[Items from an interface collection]
━━━━━━━━━━━━━━━━━━━━━━━━━━━━━━

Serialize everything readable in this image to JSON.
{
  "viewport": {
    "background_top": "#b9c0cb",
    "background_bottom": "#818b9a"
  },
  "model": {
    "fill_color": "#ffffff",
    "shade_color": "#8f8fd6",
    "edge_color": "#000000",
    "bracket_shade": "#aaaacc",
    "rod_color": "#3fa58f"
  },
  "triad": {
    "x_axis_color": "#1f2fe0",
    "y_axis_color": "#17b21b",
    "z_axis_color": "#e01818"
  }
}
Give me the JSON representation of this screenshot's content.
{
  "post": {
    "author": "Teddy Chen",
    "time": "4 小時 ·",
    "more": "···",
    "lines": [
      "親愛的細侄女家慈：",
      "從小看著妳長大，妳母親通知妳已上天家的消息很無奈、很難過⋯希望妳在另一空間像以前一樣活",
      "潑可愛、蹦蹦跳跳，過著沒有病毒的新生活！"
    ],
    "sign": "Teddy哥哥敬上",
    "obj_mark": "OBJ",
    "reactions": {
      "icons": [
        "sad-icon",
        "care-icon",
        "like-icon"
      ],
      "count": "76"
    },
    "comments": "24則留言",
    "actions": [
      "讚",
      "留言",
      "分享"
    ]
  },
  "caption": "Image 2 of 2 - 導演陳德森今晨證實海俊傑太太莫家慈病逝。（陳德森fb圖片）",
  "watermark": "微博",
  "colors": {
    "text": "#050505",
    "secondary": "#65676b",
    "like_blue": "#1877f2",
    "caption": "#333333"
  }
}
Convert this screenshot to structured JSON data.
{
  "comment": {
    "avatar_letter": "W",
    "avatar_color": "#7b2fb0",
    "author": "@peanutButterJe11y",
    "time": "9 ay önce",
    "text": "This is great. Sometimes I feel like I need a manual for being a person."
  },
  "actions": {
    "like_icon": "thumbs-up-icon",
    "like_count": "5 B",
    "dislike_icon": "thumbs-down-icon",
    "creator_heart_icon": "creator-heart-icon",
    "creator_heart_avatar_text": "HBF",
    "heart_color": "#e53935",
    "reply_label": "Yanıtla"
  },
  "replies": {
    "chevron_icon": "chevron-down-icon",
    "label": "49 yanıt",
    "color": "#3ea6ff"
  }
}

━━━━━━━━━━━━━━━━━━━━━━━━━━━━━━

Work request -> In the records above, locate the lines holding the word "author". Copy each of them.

Task output ->
    "author": "Teddy Chen",
    "author": "@peanutButterJe11y",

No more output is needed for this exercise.